[Entries from a dataset of interfaces]
■ ■ ■ ■

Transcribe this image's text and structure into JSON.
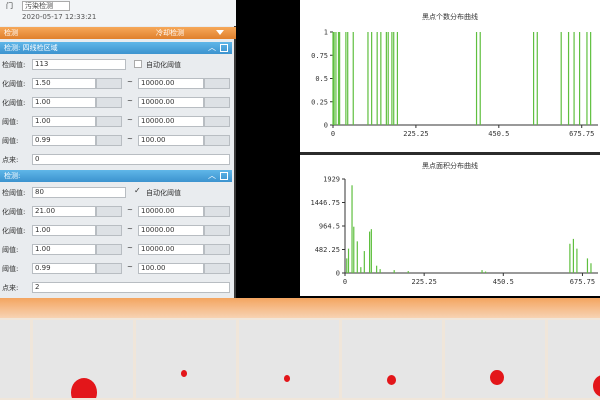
{
  "top_field": {
    "label": "门",
    "value": "污染检测",
    "time": "2020-05-17 12:33:21"
  },
  "orange_bar": {
    "left": "检测",
    "right": "冷却检测"
  },
  "section1": {
    "title": "检测: 四线检区域",
    "rows": [
      {
        "label": "检阈值:",
        "value": "113",
        "checkbox_label": "自动化阈值"
      },
      {
        "label": "化阈值:",
        "min": "1.50",
        "max": "10000.00"
      },
      {
        "label": "化阈值:",
        "min": "1.00",
        "max": "10000.00"
      },
      {
        "label": "阈值:",
        "min": "1.00",
        "max": "10000.00"
      },
      {
        "label": "阈值:",
        "min": "0.99",
        "max": "100.00"
      },
      {
        "label": "点来:",
        "value": "0"
      }
    ]
  },
  "section2": {
    "title": "检测:",
    "rows": [
      {
        "label": "检阈值:",
        "value": "80",
        "checkbox_label": "自动化阈值"
      },
      {
        "label": "化阈值:",
        "min": "21.00",
        "max": "10000.00"
      },
      {
        "label": "化阈值:",
        "min": "1.00",
        "max": "10000.00"
      },
      {
        "label": "阈值:",
        "min": "1.00",
        "max": "10000.00"
      },
      {
        "label": "阈值:",
        "min": "0.99",
        "max": "100.00"
      },
      {
        "label": "点来:",
        "value": "2"
      }
    ]
  },
  "chart_data": [
    {
      "type": "line",
      "title": "黑点个数分布曲线",
      "ylim": [
        0,
        1
      ],
      "y_ticks": [
        "1",
        "0.75",
        "0.5",
        "0.25",
        "0"
      ],
      "x_ticks": [
        "0",
        "225.25",
        "450.5",
        "675.75"
      ],
      "xlim": [
        0,
        720
      ],
      "series": [
        {
          "spikes": [
            0,
            3,
            8,
            15,
            18,
            35,
            40,
            55,
            95,
            105,
            120,
            130,
            145,
            150,
            160,
            165,
            175,
            390,
            400,
            545,
            555,
            620,
            640,
            655,
            670,
            690,
            700
          ],
          "values": [
            1,
            1,
            1,
            1,
            1,
            1,
            1,
            1,
            1,
            1,
            1,
            1,
            1,
            1,
            1,
            1,
            1,
            1,
            1,
            1,
            1,
            1,
            1,
            1,
            1,
            1,
            1
          ]
        }
      ],
      "color": "#5fbf3f"
    },
    {
      "type": "line",
      "title": "黑点面积分布曲线",
      "ylim": [
        0,
        1929
      ],
      "y_ticks": [
        "1929",
        "1446.75",
        "964.5",
        "482.25",
        "0"
      ],
      "x_ticks": [
        "0",
        "225.25",
        "450.5",
        "675.75"
      ],
      "xlim": [
        0,
        720
      ],
      "series": [
        {
          "spikes": [
            5,
            10,
            20,
            25,
            35,
            45,
            55,
            70,
            75,
            90,
            100,
            140,
            180,
            390,
            400,
            640,
            650,
            660,
            690,
            700
          ],
          "values": [
            300,
            500,
            1800,
            950,
            650,
            120,
            450,
            850,
            900,
            150,
            80,
            60,
            40,
            60,
            30,
            600,
            700,
            500,
            300,
            200
          ]
        }
      ],
      "color": "#5fbf3f"
    }
  ],
  "thumbnails": [
    {
      "blob": false
    },
    {
      "blob": true
    },
    {
      "blob": true
    },
    {
      "blob": true
    },
    {
      "blob": true
    },
    {
      "blob": true
    },
    {
      "blob": true
    }
  ]
}
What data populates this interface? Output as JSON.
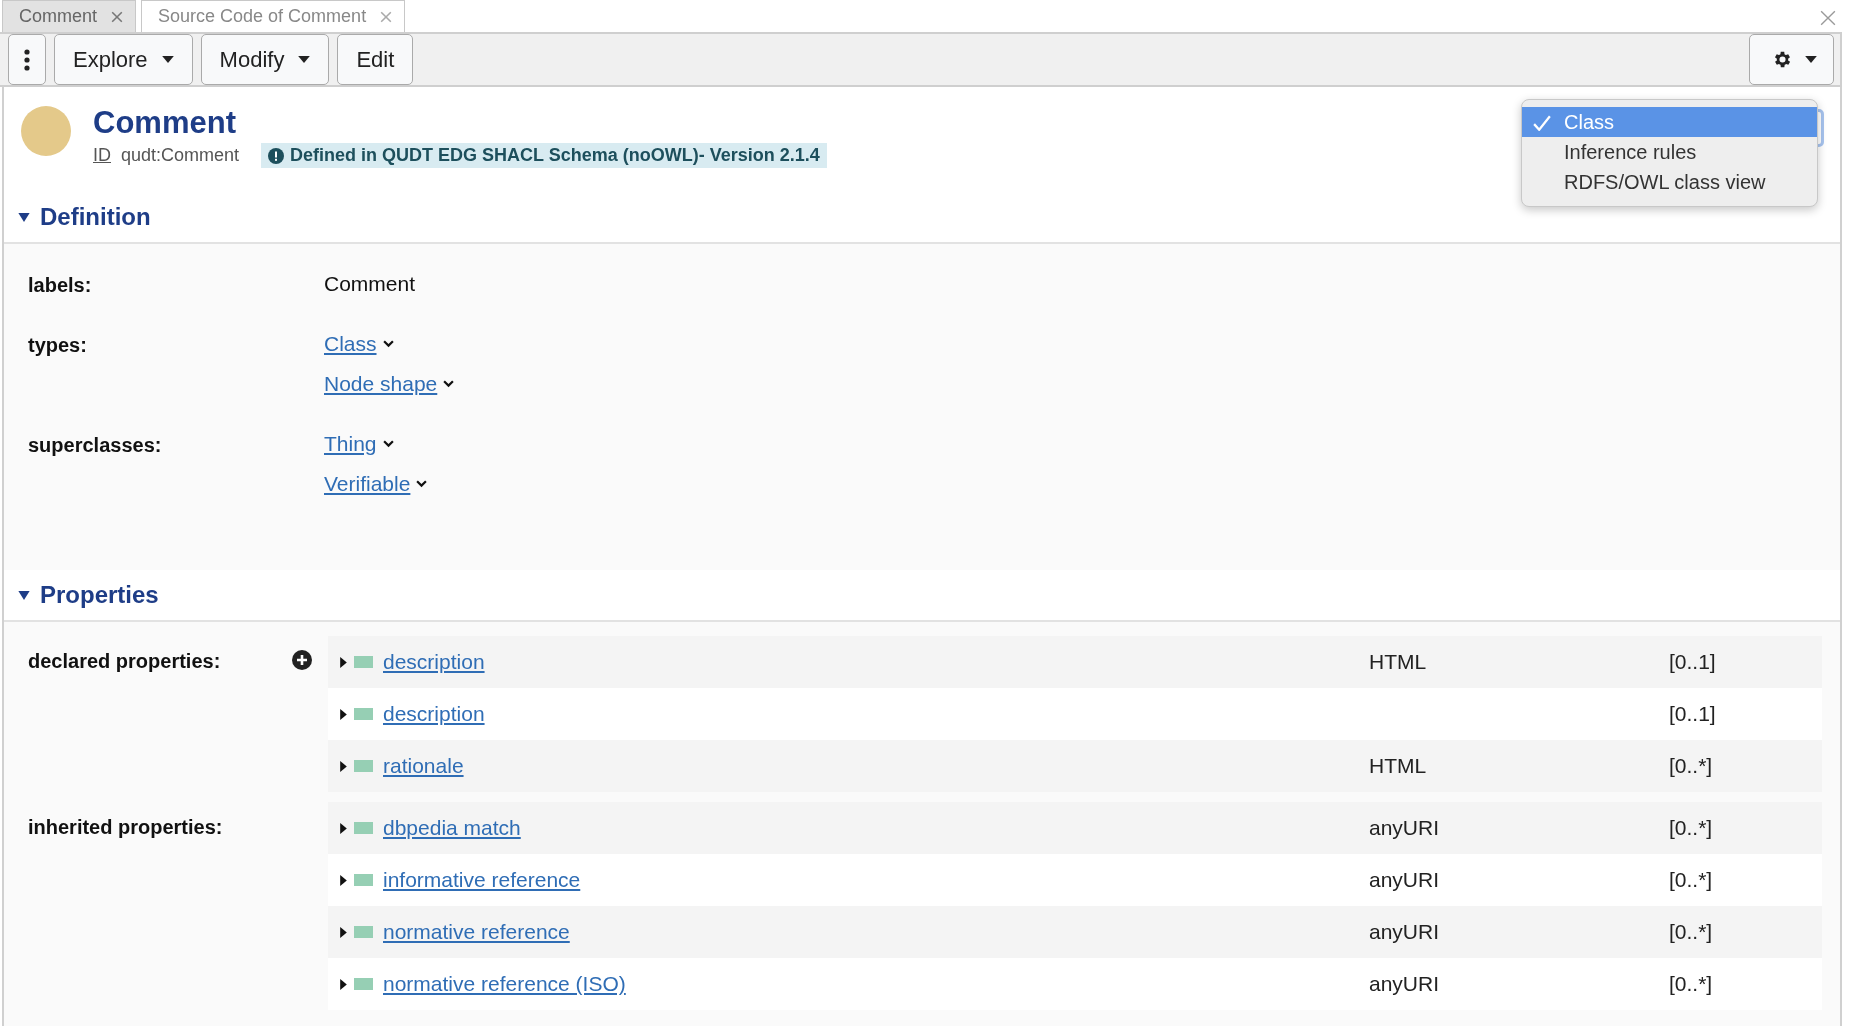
{
  "tabs": [
    {
      "label": "Comment",
      "selected": true,
      "closable": true
    },
    {
      "label": "Source Code of Comment",
      "selected": false,
      "closable": true
    }
  ],
  "toolbar": {
    "buttons": [
      {
        "kind": "kebab"
      },
      {
        "kind": "dropdown",
        "label": "Explore"
      },
      {
        "kind": "dropdown",
        "label": "Modify"
      },
      {
        "kind": "plain",
        "label": "Edit"
      }
    ],
    "settings": {
      "kind": "gear"
    }
  },
  "resource": {
    "name": "Comment",
    "id_label": "ID",
    "id": "qudt:Comment",
    "notice": "Defined in QUDT EDG SHACL Schema (noOWL)- Version 2.1.4"
  },
  "view_menu": {
    "open": true,
    "items": [
      {
        "label": "Class",
        "selected": true
      },
      {
        "label": "Inference rules",
        "selected": false
      },
      {
        "label": "RDFS/OWL class view",
        "selected": false
      }
    ]
  },
  "sections": [
    {
      "kind": "definition",
      "title": "Definition",
      "expanded": true,
      "fields": [
        {
          "label": "labels:",
          "values": [
            {
              "kind": "text",
              "text": "Comment"
            }
          ]
        },
        {
          "label": "types:",
          "values": [
            {
              "kind": "link",
              "text": "Class"
            },
            {
              "kind": "link",
              "text": "Node shape"
            }
          ]
        },
        {
          "label": "superclasses:",
          "values": [
            {
              "kind": "link",
              "text": "Thing"
            },
            {
              "kind": "link",
              "text": "Verifiable"
            }
          ]
        }
      ]
    },
    {
      "kind": "properties",
      "title": "Properties",
      "expanded": true,
      "groups": [
        {
          "label": "declared properties:",
          "add_button": true,
          "rows": [
            {
              "name": "description",
              "type": "HTML",
              "cardinality": "[0..1]"
            },
            {
              "name": "description",
              "type": "",
              "cardinality": "[0..1]"
            },
            {
              "name": "rationale",
              "type": "HTML",
              "cardinality": "[0..*]"
            }
          ]
        },
        {
          "label": "inherited properties:",
          "add_button": false,
          "rows": [
            {
              "name": "dbpedia match",
              "type": "anyURI",
              "cardinality": "[0..*]"
            },
            {
              "name": "informative reference",
              "type": "anyURI",
              "cardinality": "[0..*]"
            },
            {
              "name": "normative reference",
              "type": "anyURI",
              "cardinality": "[0..*]"
            },
            {
              "name": "normative reference (ISO)",
              "type": "anyURI",
              "cardinality": "[0..*]"
            }
          ]
        }
      ]
    }
  ]
}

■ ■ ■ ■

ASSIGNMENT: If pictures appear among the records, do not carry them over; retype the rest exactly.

SOLVED EXERCISE:
Transcribe this image's text and structure into JSON.
{
  "top_field": {
    "label": "门",
    "value": "污染检测",
    "time": "2020-05-17 12:33:21"
  },
  "orange_bar": {
    "left": "检测",
    "right": "冷却检测"
  },
  "section1": {
    "title": "检测: 四线检区域",
    "rows": [
      {
        "label": "检阈值:",
        "value": "113",
        "checkbox_label": "自动化阈值"
      },
      {
        "label": "化阈值:",
        "min": "1.50",
        "max": "10000.00"
      },
      {
        "label": "化阈值:",
        "min": "1.00",
        "max": "10000.00"
      },
      {
        "label": "阈值:",
        "min": "1.00",
        "max": "10000.00"
      },
      {
        "label": "阈值:",
        "min": "0.99",
        "max": "100.00"
      },
      {
        "label": "点来:",
        "value": "0"
      }
    ]
  },
  "section2": {
    "title": "检测:",
    "rows": [
      {
        "label": "检阈值:",
        "value": "80",
        "checkbox_label": "自动化阈值"
      },
      {
        "label": "化阈值:",
        "min": "21.00",
        "max": "10000.00"
      },
      {
        "label": "化阈值:",
        "min": "1.00",
        "max": "10000.00"
      },
      {
        "label": "阈值:",
        "min": "1.00",
        "max": "10000.00"
      },
      {
        "label": "阈值:",
        "min": "0.99",
        "max": "100.00"
      },
      {
        "label": "点来:",
        "value": "2"
      }
    ]
  },
  "chart_data": [
    {
      "type": "line",
      "title": "黑点个数分布曲线",
      "ylim": [
        0,
        1
      ],
      "y_ticks": [
        "1",
        "0.75",
        "0.5",
        "0.25",
        "0"
      ],
      "x_ticks": [
        "0",
        "225.25",
        "450.5",
        "675.75"
      ],
      "xlim": [
        0,
        720
      ],
      "series": [
        {
          "spikes": [
            0,
            3,
            8,
            15,
            18,
            35,
            40,
            55,
            95,
            105,
            120,
            130,
            145,
            150,
            160,
            165,
            175,
            390,
            400,
            545,
            555,
            620,
            640,
            655,
            670,
            690,
            700
          ],
          "values": [
            1,
            1,
            1,
            1,
            1,
            1,
            1,
            1,
            1,
            1,
            1,
            1,
            1,
            1,
            1,
            1,
            1,
            1,
            1,
            1,
            1,
            1,
            1,
            1,
            1,
            1,
            1
          ]
        }
      ],
      "color": "#5fbf3f"
    },
    {
      "type": "line",
      "title": "黑点面积分布曲线",
      "ylim": [
        0,
        1929
      ],
      "y_ticks": [
        "1929",
        "1446.75",
        "964.5",
        "482.25",
        "0"
      ],
      "x_ticks": [
        "0",
        "225.25",
        "450.5",
        "675.75"
      ],
      "xlim": [
        0,
        720
      ],
      "series": [
        {
          "spikes": [
            5,
            10,
            20,
            25,
            35,
            45,
            55,
            70,
            75,
            90,
            100,
            140,
            180,
            390,
            400,
            640,
            650,
            660,
            690,
            700
          ],
          "values": [
            300,
            500,
            1800,
            950,
            650,
            120,
            450,
            850,
            900,
            150,
            80,
            60,
            40,
            60,
            30,
            600,
            700,
            500,
            300,
            200
          ]
        }
      ],
      "color": "#5fbf3f"
    }
  ],
  "thumbnails": [
    {
      "blob": false
    },
    {
      "blob": true
    },
    {
      "blob": true
    },
    {
      "blob": true
    },
    {
      "blob": true
    },
    {
      "blob": true
    },
    {
      "blob": true
    }
  ]
}
What data populates this interface? Output as JSON.
{
  "tabs": [
    {
      "label": "Comment",
      "selected": true,
      "closable": true
    },
    {
      "label": "Source Code of Comment",
      "selected": false,
      "closable": true
    }
  ],
  "toolbar": {
    "buttons": [
      {
        "kind": "kebab"
      },
      {
        "kind": "dropdown",
        "label": "Explore"
      },
      {
        "kind": "dropdown",
        "label": "Modify"
      },
      {
        "kind": "plain",
        "label": "Edit"
      }
    ],
    "settings": {
      "kind": "gear"
    }
  },
  "resource": {
    "name": "Comment",
    "id_label": "ID",
    "id": "qudt:Comment",
    "notice": "Defined in QUDT EDG SHACL Schema (noOWL)- Version 2.1.4"
  },
  "view_menu": {
    "open": true,
    "items": [
      {
        "label": "Class",
        "selected": true
      },
      {
        "label": "Inference rules",
        "selected": false
      },
      {
        "label": "RDFS/OWL class view",
        "selected": false
      }
    ]
  },
  "sections": [
    {
      "kind": "definition",
      "title": "Definition",
      "expanded": true,
      "fields": [
        {
          "label": "labels:",
          "values": [
            {
              "kind": "text",
              "text": "Comment"
            }
          ]
        },
        {
          "label": "types:",
          "values": [
            {
              "kind": "link",
              "text": "Class"
            },
            {
              "kind": "link",
              "text": "Node shape"
            }
          ]
        },
        {
          "label": "superclasses:",
          "values": [
            {
              "kind": "link",
              "text": "Thing"
            },
            {
              "kind": "link",
              "text": "Verifiable"
            }
          ]
        }
      ]
    },
    {
      "kind": "properties",
      "title": "Properties",
      "expanded": true,
      "groups": [
        {
          "label": "declared properties:",
          "add_button": true,
          "rows": [
            {
              "name": "description",
              "type": "HTML",
              "cardinality": "[0..1]"
            },
            {
              "name": "description",
              "type": "",
              "cardinality": "[0..1]"
            },
            {
              "name": "rationale",
              "type": "HTML",
              "cardinality": "[0..*]"
            }
          ]
        },
        {
          "label": "inherited properties:",
          "add_button": false,
          "rows": [
            {
              "name": "dbpedia match",
              "type": "anyURI",
              "cardinality": "[0..*]"
            },
            {
              "name": "informative reference",
              "type": "anyURI",
              "cardinality": "[0..*]"
            },
            {
              "name": "normative reference",
              "type": "anyURI",
              "cardinality": "[0..*]"
            },
            {
              "name": "normative reference (ISO)",
              "type": "anyURI",
              "cardinality": "[0..*]"
            }
          ]
        }
      ]
    }
  ]
}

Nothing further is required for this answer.